PROBLEM: Filter the listing below down to the lines with the word "character" and copy those.

——————

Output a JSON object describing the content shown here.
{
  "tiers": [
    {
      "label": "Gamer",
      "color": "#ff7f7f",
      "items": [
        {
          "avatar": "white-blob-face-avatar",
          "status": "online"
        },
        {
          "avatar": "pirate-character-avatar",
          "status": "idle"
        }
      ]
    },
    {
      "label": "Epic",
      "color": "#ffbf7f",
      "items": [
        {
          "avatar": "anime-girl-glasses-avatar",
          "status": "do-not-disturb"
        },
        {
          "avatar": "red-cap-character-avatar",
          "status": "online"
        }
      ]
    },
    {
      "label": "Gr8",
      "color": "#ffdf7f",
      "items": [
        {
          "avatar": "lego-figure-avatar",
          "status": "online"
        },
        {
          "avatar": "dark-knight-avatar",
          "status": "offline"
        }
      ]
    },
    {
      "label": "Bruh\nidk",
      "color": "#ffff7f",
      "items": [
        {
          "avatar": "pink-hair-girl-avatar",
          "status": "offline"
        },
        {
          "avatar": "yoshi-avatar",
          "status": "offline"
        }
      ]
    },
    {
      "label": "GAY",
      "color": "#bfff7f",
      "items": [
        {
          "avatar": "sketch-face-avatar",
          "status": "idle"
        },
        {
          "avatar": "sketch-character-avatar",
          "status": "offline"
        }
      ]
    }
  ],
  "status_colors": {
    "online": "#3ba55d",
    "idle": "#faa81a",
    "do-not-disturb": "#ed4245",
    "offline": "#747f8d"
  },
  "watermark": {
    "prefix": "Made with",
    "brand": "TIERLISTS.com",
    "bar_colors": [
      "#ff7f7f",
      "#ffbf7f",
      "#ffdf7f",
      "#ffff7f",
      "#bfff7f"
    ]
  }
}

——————

TASK SOLUTION:
          "avatar": "pirate-character-avatar",
          "avatar": "red-cap-character-avatar",
          "avatar": "sketch-character-avatar",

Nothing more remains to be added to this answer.